Originally Posted by r010159
Does this mean if I do not play the music in bit-perfect mode, then there may be problems? If I select for 24-bit playback, will the software be intelligent enough to convert the floating point numbers directly into 24-bit integers? Or will dithering come into play here?
Now that I think about it, if I am not using integer mode playback, wouldn't the floating point number be directly given to the DAC with no conversions necessary?
I'm not aware of any DACs that can handle 64-bit data, be it float or integer. There are some with 32-bit capability, but here I'm not sure if it's integer or float. As far as I'm concerned, 24-bit sampling is more than enough.
Back to dithering: it's a technique of "randomizing" the least significant bits, so that the quantization noise does not produce audible artifacts and is perceived as just noise. If you would do that on a 24-bit sample, it may affect the lowest 1 or 2 bits. That means the upper 22 bits would not be affected by dithering at all. When you send that to a DAC, it will do what it can to convert it to analog, but in reality the best you can hope to discern from the components generated noise is maybe the upper 20 bits. So whatever dithering would do is going to be inaudible anyway. Some players don''t bother dithering 24-bit output at all and just chop off the decimal part, but I don't know if all do that (they should, as dithering 24-bit audio is just wasting CPU cycles).
Regarding problems in the non-bit-perfect world: the way I approach this whole thing is I choose bit perfect just for the peace of mind that the sound is as good as it can be. I'm not sure if I could distinguish between bit-perfect WASAPI playback and DS, even in 16-bit. But if you want the theoretical explanation, then the dithering done during the CD mastering is there to begin with, and combining it with the dithering in software may increase the noise level. Still, clever noise shaping algorithms should minimize the impact of this effect, and you are unlikely to ever hear it, unless you're planning to get deaf.

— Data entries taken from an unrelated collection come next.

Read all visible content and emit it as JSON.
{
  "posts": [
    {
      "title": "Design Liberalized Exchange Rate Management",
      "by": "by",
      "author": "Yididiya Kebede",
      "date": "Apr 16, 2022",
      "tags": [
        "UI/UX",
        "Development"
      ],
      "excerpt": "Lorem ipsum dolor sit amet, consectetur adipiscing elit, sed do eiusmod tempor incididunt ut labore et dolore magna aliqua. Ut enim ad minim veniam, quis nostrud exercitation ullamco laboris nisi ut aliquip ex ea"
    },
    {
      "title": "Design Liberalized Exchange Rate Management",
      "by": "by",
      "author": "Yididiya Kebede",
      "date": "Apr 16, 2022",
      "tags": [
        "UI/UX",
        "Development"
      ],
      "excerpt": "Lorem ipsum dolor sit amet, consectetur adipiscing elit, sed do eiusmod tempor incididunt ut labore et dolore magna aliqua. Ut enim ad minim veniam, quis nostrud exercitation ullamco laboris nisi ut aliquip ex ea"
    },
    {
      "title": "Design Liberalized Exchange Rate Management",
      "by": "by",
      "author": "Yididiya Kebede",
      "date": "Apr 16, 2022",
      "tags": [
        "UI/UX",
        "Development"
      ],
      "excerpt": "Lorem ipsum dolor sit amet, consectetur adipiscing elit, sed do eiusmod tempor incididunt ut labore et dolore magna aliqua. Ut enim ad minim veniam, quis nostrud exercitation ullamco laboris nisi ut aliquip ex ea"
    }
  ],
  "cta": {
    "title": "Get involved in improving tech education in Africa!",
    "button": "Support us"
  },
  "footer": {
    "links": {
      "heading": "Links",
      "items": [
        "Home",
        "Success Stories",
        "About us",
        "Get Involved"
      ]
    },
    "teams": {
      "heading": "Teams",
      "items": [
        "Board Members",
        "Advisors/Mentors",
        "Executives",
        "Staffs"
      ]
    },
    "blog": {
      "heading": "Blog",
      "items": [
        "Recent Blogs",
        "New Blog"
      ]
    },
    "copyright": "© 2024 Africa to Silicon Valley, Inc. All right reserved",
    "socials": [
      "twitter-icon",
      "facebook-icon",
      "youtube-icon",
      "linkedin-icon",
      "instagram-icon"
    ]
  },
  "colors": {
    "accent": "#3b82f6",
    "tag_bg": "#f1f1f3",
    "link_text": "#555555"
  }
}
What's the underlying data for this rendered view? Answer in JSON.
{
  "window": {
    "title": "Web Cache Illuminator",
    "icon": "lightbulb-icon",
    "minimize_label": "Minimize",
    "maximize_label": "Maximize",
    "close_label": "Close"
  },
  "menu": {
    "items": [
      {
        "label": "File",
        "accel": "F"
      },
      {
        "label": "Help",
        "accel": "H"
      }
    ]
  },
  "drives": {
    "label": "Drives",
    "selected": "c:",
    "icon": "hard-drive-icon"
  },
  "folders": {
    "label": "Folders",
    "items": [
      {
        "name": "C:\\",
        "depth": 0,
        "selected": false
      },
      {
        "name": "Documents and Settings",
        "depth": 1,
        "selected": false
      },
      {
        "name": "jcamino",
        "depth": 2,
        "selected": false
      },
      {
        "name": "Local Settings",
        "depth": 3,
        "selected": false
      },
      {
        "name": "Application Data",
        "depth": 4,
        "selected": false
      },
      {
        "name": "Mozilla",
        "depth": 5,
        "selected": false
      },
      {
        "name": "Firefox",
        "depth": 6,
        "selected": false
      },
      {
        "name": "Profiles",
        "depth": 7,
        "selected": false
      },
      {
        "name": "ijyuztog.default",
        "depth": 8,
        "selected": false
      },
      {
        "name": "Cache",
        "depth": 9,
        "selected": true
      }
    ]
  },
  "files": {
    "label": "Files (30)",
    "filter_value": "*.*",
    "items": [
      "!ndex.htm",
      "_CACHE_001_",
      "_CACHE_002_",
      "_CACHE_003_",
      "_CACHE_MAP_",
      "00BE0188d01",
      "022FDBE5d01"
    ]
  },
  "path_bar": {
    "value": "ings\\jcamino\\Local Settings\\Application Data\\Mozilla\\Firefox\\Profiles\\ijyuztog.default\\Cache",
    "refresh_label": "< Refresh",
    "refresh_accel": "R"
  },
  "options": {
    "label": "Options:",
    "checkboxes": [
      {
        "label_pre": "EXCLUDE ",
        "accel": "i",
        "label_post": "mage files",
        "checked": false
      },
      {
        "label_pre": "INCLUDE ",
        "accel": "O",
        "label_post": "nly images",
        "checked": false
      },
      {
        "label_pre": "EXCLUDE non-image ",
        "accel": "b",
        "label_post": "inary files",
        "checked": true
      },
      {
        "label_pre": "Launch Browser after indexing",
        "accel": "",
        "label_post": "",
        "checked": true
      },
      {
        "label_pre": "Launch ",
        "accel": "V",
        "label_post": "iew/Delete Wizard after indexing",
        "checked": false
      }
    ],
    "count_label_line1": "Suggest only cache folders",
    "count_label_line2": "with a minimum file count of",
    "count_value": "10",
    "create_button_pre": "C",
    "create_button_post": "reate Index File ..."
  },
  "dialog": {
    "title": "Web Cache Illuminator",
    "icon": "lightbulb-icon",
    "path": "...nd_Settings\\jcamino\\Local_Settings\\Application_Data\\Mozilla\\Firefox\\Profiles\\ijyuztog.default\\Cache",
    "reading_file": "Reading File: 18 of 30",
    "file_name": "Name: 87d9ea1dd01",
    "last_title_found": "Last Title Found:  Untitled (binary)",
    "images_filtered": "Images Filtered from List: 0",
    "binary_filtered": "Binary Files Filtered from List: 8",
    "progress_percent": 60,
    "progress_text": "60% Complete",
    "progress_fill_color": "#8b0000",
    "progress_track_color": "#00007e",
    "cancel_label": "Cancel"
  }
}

If you hear any noise during CD playback, it's probably the tape noise from master recording - this happens a lot on older CDs.